*** Input material ***
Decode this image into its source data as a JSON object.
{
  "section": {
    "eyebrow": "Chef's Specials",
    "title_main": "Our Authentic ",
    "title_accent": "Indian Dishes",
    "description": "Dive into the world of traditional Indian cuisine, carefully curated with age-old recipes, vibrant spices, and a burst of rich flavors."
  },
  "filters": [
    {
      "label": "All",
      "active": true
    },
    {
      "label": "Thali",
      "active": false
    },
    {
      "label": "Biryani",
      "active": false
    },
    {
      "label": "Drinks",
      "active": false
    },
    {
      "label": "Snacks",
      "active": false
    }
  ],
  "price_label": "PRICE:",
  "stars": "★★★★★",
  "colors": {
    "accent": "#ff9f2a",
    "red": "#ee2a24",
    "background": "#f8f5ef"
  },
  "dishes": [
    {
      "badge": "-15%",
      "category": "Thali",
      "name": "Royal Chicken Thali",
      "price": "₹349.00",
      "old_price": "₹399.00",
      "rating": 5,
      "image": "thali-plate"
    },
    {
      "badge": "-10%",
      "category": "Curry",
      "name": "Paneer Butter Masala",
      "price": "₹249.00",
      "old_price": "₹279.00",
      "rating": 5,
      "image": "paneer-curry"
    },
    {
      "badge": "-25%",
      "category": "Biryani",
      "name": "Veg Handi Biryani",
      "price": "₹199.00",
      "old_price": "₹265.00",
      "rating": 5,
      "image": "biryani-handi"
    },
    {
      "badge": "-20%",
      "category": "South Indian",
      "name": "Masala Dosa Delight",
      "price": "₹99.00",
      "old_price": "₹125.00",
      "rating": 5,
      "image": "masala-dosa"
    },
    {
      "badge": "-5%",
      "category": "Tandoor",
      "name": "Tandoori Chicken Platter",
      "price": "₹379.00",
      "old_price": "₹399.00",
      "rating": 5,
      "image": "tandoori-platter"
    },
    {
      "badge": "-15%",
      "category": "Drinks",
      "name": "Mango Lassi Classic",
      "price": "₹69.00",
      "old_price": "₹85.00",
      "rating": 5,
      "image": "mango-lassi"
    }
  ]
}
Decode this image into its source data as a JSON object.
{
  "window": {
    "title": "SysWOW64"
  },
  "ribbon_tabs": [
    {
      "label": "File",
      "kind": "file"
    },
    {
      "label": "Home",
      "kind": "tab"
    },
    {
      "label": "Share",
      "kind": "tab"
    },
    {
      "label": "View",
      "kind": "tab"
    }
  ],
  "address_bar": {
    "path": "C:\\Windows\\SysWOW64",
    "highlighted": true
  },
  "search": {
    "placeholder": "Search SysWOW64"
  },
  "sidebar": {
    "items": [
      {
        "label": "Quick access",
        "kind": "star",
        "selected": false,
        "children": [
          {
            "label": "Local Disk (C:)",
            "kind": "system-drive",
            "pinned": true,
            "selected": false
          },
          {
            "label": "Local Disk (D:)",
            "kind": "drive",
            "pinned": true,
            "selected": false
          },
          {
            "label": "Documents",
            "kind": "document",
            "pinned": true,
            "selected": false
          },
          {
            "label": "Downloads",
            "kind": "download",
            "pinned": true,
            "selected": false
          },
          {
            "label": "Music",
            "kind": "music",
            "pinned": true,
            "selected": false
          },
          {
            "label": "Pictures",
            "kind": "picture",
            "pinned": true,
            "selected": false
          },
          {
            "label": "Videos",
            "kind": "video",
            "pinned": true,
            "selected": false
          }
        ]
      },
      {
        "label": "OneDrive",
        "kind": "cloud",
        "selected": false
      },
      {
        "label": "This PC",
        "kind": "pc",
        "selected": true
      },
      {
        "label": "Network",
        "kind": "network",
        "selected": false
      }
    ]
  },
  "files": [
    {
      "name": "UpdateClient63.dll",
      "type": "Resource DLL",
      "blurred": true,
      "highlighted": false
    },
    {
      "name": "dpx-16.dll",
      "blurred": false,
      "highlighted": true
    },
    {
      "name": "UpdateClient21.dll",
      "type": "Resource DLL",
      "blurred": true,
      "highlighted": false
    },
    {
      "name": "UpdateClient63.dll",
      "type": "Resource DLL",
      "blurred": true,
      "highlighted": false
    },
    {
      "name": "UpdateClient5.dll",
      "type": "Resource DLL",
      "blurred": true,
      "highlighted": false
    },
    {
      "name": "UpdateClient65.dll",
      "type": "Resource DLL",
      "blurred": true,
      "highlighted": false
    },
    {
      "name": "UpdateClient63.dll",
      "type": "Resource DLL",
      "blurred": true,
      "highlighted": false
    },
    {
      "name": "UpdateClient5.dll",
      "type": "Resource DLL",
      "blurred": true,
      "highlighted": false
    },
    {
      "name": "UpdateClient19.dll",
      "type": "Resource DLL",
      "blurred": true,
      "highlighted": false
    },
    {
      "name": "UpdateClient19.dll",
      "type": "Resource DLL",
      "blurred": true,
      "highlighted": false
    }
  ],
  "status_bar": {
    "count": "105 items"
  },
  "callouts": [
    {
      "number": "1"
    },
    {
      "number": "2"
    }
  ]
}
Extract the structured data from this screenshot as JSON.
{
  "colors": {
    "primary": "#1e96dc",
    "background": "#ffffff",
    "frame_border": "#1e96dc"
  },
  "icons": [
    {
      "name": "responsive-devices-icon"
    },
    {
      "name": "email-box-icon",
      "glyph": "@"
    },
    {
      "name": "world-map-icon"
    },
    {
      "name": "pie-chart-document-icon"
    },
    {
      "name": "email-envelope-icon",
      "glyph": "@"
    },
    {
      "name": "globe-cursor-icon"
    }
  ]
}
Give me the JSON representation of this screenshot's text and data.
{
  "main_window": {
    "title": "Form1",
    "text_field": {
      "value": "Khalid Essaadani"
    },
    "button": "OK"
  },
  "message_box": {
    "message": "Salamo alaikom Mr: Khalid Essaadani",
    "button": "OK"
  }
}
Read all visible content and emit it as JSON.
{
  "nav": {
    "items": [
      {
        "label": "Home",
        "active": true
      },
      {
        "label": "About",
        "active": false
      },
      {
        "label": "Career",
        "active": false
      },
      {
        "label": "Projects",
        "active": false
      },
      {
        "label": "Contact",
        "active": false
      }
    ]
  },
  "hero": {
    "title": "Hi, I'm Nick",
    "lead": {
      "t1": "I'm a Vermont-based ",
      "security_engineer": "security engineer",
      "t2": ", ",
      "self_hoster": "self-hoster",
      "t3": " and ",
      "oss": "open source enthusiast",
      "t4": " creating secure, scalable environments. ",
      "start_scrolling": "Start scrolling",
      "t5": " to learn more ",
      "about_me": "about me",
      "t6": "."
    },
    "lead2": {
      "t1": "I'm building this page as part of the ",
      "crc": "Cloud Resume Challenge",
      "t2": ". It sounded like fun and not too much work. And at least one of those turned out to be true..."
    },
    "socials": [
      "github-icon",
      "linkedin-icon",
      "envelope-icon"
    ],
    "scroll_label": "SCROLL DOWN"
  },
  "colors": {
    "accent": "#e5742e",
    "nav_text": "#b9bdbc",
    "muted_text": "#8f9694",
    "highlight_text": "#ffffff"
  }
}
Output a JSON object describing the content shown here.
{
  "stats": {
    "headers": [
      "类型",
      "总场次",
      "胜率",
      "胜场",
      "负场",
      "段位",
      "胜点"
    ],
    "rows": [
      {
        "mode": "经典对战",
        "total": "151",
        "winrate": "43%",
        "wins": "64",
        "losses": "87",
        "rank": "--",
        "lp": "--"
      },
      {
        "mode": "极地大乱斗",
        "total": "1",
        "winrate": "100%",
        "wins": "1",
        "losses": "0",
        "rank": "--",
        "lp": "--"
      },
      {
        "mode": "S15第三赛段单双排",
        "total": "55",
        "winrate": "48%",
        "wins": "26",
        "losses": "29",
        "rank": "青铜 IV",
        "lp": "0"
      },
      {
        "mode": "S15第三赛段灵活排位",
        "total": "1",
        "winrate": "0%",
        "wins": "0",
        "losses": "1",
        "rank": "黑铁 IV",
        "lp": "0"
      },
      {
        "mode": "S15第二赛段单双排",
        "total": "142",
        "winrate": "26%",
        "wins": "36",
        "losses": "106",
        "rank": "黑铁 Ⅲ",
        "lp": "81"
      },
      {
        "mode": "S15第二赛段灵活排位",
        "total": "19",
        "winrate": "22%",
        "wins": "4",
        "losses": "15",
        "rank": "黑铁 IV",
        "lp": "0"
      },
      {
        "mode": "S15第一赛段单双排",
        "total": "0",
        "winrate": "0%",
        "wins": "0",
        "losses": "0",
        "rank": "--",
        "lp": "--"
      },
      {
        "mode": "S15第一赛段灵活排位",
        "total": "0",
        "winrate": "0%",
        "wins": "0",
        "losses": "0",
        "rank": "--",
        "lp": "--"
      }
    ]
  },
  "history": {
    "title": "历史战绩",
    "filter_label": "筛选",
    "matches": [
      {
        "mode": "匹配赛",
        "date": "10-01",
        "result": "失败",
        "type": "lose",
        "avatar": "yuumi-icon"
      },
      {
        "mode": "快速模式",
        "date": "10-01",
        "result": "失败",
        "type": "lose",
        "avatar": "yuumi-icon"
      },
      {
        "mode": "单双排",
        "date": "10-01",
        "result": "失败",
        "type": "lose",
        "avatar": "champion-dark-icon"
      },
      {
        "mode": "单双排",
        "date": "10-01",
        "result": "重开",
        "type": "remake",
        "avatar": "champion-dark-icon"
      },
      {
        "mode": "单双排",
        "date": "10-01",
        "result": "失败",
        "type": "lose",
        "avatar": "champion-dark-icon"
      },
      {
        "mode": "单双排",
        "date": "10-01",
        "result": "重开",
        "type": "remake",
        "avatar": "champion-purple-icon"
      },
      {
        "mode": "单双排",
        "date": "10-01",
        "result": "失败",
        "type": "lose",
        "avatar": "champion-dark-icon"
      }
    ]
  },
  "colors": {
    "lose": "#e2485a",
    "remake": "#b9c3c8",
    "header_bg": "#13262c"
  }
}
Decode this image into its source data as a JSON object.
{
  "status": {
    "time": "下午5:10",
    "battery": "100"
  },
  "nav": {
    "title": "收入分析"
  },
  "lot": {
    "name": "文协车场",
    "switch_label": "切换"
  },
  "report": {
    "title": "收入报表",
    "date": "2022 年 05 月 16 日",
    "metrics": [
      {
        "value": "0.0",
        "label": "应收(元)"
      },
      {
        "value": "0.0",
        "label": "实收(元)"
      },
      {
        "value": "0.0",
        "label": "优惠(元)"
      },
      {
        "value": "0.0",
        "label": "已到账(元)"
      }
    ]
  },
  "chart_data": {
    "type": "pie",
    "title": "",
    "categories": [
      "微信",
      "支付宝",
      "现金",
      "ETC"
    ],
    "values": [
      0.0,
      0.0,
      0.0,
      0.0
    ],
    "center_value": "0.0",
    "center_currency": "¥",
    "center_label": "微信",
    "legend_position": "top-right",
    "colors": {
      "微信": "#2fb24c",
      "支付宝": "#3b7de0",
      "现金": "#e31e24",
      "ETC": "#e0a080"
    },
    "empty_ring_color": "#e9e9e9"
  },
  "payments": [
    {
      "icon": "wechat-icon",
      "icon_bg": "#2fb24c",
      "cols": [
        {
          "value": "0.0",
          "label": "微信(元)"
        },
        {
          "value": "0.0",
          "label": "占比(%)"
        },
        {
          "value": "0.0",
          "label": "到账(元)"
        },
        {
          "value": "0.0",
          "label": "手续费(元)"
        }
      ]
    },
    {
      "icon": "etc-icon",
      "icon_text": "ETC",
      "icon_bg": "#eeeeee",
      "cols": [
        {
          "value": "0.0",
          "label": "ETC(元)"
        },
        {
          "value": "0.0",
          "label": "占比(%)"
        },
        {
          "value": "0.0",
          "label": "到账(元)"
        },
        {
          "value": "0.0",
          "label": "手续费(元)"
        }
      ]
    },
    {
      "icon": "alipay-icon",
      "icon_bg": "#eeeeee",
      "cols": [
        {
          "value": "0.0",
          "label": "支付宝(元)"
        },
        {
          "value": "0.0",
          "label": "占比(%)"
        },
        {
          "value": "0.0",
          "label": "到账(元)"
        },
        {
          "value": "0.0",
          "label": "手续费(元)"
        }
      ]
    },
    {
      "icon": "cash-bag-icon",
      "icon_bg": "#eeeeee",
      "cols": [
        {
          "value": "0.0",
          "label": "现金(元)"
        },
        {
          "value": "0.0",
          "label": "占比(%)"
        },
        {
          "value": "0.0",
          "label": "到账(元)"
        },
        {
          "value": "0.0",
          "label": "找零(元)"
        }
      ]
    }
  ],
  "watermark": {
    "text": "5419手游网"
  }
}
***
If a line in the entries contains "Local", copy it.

(Expected answer)
            "label": "Local Disk (C:)",
            "label": "Local Disk (D:)",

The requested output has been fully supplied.